The intrigue around the Toyota Cressida used by Nelson Mandela on the day of his release is deepening.
The Protea Toyota dealership in Bellville has “set the record straight”, explaining that the car Mandela, rode in from Victor Verster Prison to the Grand Parade in Cape Town came from their showroom.
That and other Toyotas were lent free-of-charge to the ANC and United Democratic Front (UDF) by Protea owner Hamza Esack.
Last week the Cape Argus interviewed struggle comrade Dawood Khan, 83.
He claimed that Mandela’s fleet of Toyotas was organised by him in the early hours of the day of Mandela’s release, after the ANC decided that they no longer wanted to use a prearranged fleet of Mercedes Benzes.
Khan said that his daughter-in-law’s Cressida was the one used by Mandela on the day.
The car was subsequently sold at a normal price to a buyer who did not know the significance of the vehicle.
The Cape Argus article resulted in a flurry of speculation online.
Khan has since been contacted by radio stations and has given various interviews detailing his version of how the fleet of Toyotas was organised.
Khan’s claims also piqued the interest of the provincial transport ministry. Ministry head Sanele Nyoka has tasked a group of investigators to track the registration number on the vehicle used by Mandela, in an attempt to find the current owner.
“Mandela had a close connection with the Western Cape,” said Nyoka.
“It is here that he spent the majority of his time during his incarceration, where he was released from prison and where he addressed the nation for the first time thereafter.
“We believe that this vehicle is an integral part of that history. I foresee that it could be found, restored and displayed as an exhibition for members of the public to appreciate.”

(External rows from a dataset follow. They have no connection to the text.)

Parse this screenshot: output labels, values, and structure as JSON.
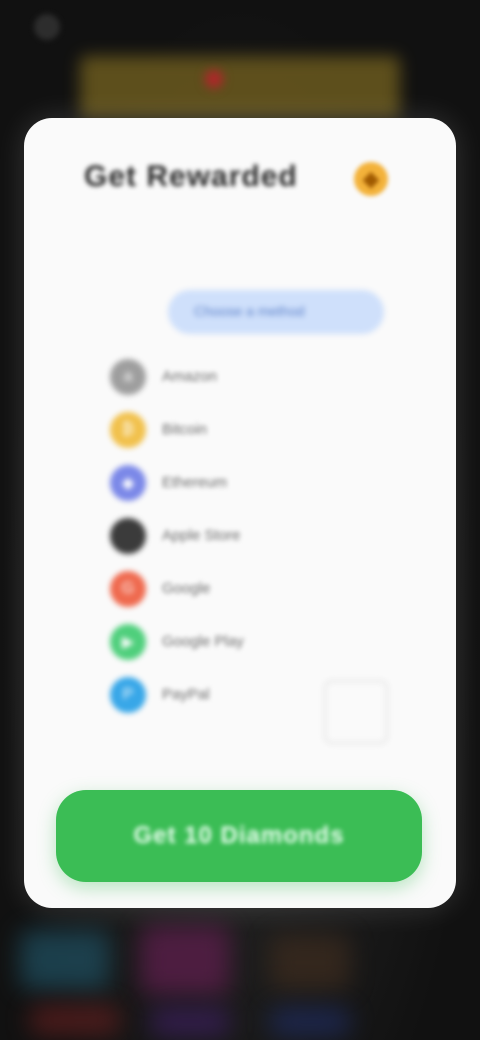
{
  "header": {
    "title": "Get Rewarded"
  },
  "search": {
    "label": "Choose a method"
  },
  "methods": [
    {
      "label": "Amazon",
      "icon": "amazon-icon",
      "color": "#9e9e9e",
      "glyph": "a"
    },
    {
      "label": "Bitcoin",
      "icon": "bitcoin-icon",
      "color": "#f1c14d",
      "glyph": "₿"
    },
    {
      "label": "Ethereum",
      "icon": "ethereum-icon",
      "color": "#7b88e8",
      "glyph": "◆"
    },
    {
      "label": "Apple Store",
      "icon": "apple-icon",
      "color": "#3b3b3b",
      "glyph": ""
    },
    {
      "label": "Google",
      "icon": "google-icon",
      "color": "#ef6a4f",
      "glyph": "G"
    },
    {
      "label": "Google Play",
      "icon": "google-play-icon",
      "color": "#4fcf7c",
      "glyph": "▶"
    },
    {
      "label": "PayPal",
      "icon": "paypal-icon",
      "color": "#38a7e8",
      "glyph": "P"
    }
  ],
  "cta": {
    "label": "Get 10 Diamonds"
  },
  "colors": {
    "accent": "#3bbd55",
    "background": "#141414",
    "card": "#fafafa"
  }
}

Nyoka admitted that the new claims by Protea Toyota could complicate the search for the vehicle.
After reading Khan’s claims that he provided Mandela’s car from his own family, Sharif Hassan, who was the chairman of the now defunct Western Cape Traders Association at the time of Mandela’s release, contacted the Cape Argus to recall the role played by Protea Toyota and its “philanthropic” owner Hamza Esack in assisting to organise the fleet.
“Esack, much like Dawood Khan, had done so much for the struggle through his donation,” said Hassan.
“One of his lasting contributions was a fleet of cars directly from his showroom floor.
“He is now passed away, so I would just like to see that his contribution is also acknowledged.”
Hassan, who was part of planning for Mandela’s release, recalls how the UDF and ANC insisted on Toyotas because they wanted to associate the struggle icon of Mandela with the common man (rather than using Mercedes or BMW – “symbols of the bourgeoisie”).
Hassan concedes that Khan could also have helped organise some of the cars.
Faiz Esack, Hamza’s son who currently owns Protea, remains convinced that Mandela’s vehicle came from his father’s shop floor.
“I remember that one vehicle in particular was full of dents when it came back to us. We all knew that it was Mandela’s car which had been damaged by the excited crowds as he made his way from Victor Verster Prison to the Grand Parade.
“My dad paid for the damages. It was his contribution to the celebration of the day,” Esack said.
Alas, Esack speculates that the car made its way back onto the display room floor, and was sold as any other vehicle. - Cape Argus